INFORMATION SHOWN Start Marker
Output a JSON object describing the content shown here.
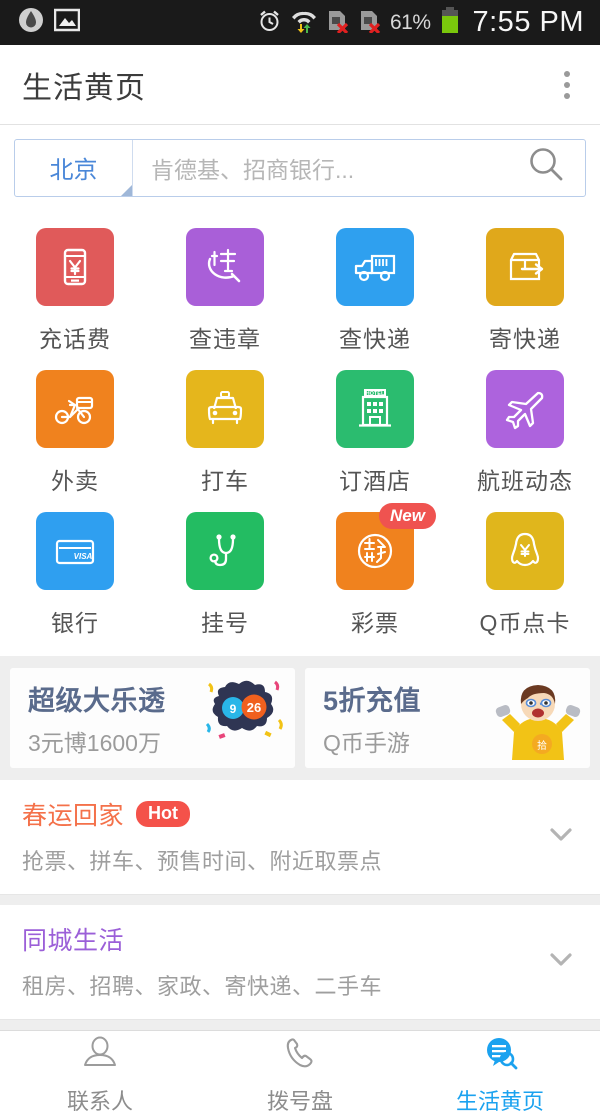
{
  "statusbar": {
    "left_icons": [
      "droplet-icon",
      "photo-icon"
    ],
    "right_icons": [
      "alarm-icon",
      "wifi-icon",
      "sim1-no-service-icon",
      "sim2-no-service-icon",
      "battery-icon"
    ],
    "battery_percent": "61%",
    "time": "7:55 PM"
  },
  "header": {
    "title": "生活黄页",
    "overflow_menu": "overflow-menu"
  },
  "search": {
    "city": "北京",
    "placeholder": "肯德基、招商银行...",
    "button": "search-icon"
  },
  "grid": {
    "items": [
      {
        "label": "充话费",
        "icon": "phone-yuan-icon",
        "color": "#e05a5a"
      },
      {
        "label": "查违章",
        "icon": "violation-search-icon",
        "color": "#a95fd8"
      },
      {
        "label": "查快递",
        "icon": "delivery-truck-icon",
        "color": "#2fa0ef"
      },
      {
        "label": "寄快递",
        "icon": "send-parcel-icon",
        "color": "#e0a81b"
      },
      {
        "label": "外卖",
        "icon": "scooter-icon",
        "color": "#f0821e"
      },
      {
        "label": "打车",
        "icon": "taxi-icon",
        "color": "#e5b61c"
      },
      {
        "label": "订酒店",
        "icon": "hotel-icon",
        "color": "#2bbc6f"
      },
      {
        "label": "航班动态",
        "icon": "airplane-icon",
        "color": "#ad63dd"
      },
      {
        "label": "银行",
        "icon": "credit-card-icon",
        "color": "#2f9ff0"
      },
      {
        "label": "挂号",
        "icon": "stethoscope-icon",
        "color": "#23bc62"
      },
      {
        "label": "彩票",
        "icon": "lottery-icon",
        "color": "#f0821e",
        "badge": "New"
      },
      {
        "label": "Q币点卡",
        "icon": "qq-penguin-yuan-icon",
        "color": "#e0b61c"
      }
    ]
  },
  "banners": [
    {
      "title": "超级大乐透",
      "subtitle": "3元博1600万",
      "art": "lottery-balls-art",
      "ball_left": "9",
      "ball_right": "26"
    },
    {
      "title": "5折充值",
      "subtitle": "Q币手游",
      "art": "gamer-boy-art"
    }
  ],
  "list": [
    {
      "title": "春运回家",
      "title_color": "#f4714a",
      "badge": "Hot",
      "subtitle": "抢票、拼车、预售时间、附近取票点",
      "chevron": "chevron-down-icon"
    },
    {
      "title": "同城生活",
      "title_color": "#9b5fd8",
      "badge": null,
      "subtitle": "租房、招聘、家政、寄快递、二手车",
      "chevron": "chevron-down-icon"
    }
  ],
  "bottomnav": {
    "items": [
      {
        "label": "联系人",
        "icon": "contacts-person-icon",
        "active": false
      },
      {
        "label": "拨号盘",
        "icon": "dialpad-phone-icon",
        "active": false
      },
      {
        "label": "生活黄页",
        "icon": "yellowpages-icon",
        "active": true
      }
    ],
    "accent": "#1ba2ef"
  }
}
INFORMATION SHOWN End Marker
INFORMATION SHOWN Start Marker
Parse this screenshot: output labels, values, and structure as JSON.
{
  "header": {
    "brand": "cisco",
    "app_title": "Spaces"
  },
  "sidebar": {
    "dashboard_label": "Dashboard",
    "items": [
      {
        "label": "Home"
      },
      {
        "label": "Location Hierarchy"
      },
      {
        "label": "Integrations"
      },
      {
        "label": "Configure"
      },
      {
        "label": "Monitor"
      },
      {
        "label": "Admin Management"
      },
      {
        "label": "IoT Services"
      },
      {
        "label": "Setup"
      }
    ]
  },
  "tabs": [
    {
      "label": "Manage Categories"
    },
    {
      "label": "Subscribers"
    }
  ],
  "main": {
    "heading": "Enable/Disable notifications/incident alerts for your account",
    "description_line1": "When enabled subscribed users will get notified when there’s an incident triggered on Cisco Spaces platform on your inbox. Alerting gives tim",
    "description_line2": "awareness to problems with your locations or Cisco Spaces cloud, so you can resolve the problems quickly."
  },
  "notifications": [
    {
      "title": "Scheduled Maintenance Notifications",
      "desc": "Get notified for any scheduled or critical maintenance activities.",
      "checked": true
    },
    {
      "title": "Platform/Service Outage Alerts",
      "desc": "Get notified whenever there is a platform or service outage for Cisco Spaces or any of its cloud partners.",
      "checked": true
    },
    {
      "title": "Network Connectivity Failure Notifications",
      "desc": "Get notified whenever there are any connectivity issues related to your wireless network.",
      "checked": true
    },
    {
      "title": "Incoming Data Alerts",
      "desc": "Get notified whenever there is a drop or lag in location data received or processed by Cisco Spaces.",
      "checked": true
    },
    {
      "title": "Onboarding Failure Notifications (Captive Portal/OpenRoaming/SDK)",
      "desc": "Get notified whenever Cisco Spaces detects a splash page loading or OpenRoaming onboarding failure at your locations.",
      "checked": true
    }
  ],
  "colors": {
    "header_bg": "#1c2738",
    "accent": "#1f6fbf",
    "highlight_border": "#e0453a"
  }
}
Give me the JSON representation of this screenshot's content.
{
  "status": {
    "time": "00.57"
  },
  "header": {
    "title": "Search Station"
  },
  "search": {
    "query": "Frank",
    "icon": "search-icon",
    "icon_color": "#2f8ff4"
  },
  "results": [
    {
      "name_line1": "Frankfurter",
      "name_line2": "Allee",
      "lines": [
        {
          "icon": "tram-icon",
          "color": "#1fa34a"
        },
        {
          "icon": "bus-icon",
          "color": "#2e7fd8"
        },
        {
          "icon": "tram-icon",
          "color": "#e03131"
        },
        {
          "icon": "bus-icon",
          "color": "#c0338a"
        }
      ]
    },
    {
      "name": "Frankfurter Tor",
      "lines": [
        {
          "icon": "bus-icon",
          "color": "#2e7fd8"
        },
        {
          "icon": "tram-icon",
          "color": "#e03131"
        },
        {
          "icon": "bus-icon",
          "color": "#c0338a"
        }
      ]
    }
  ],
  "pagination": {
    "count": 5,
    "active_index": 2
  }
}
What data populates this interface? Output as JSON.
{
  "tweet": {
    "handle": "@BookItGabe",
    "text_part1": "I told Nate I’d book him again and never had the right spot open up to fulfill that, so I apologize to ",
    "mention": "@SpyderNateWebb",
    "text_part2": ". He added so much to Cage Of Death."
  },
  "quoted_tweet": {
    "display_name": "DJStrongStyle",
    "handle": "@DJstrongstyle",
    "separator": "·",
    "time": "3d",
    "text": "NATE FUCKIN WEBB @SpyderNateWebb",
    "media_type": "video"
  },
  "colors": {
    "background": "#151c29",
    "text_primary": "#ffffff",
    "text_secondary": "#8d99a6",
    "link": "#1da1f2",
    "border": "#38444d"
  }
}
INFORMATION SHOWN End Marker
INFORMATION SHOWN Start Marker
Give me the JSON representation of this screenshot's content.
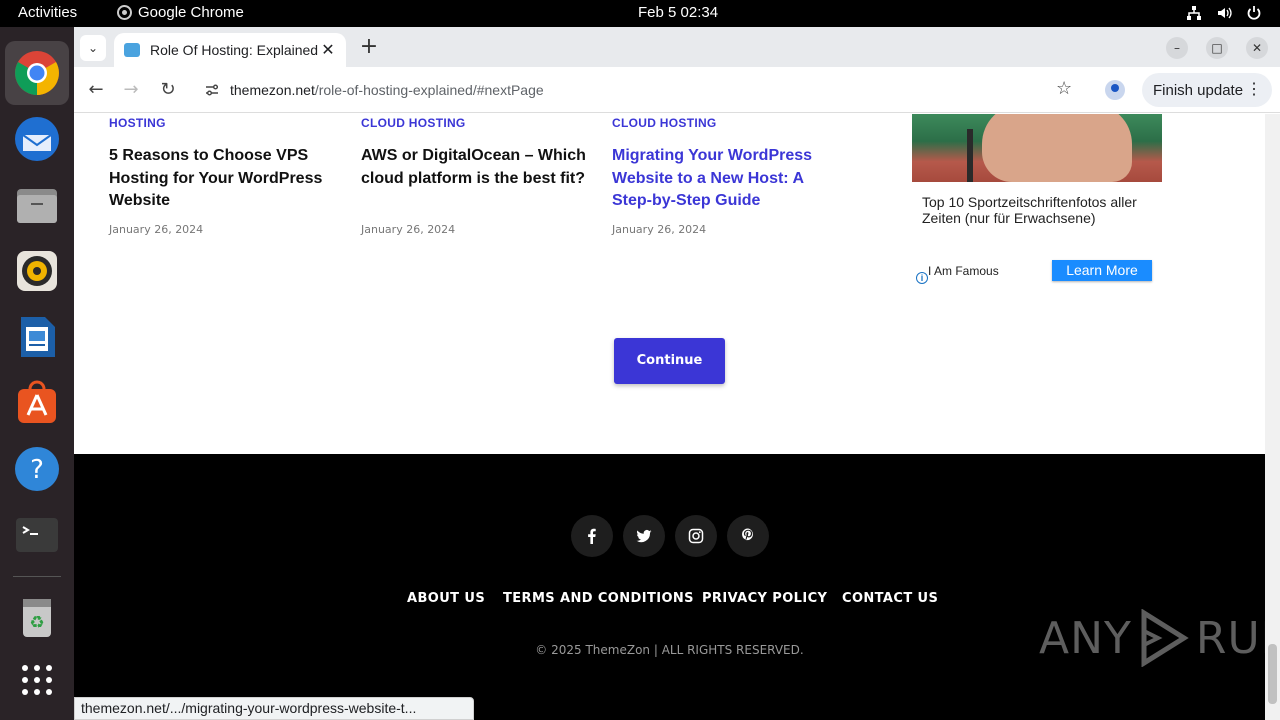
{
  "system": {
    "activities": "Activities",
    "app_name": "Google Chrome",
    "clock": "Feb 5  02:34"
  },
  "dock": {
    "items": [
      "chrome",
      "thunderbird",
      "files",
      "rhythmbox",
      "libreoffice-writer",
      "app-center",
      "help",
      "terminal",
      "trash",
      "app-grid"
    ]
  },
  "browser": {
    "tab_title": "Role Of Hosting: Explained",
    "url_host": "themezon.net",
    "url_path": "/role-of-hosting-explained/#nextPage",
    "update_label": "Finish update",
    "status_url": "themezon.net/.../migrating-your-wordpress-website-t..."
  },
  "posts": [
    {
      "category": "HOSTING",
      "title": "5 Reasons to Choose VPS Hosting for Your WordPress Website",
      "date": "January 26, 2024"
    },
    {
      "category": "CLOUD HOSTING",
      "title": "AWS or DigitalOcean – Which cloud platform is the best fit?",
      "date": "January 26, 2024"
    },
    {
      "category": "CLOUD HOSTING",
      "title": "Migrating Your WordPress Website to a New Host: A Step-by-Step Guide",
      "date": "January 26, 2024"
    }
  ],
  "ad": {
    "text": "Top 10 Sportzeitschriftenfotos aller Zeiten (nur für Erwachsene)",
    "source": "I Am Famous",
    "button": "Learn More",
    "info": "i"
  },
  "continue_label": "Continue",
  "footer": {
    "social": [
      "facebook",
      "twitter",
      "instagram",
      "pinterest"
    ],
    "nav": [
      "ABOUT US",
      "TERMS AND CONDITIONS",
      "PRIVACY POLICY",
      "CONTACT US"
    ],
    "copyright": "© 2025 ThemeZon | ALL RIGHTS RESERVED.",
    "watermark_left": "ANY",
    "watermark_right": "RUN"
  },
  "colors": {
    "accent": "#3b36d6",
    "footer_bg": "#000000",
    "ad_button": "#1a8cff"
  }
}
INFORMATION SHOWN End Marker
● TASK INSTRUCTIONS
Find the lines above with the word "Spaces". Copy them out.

● OUTPUT
    "app_title": "Spaces"
    "description_line1": "When enabled subscribed users will get notified when there’s an incident triggered on Cisco Spaces platform on your inbox. Alerting gives tim",
    "description_line2": "awareness to problems with your locations or Cisco Spaces cloud, so you can resolve the problems quickly."
      "desc": "Get notified whenever there is a platform or service outage for Cisco Spaces or any of its cloud partners.",
      "desc": "Get notified whenever there is a drop or lag in location data received or processed by Cisco Spaces.",
      "desc": "Get notified whenever Cisco Spaces detects a splash page loading or OpenRoaming onboarding failure at your locations.",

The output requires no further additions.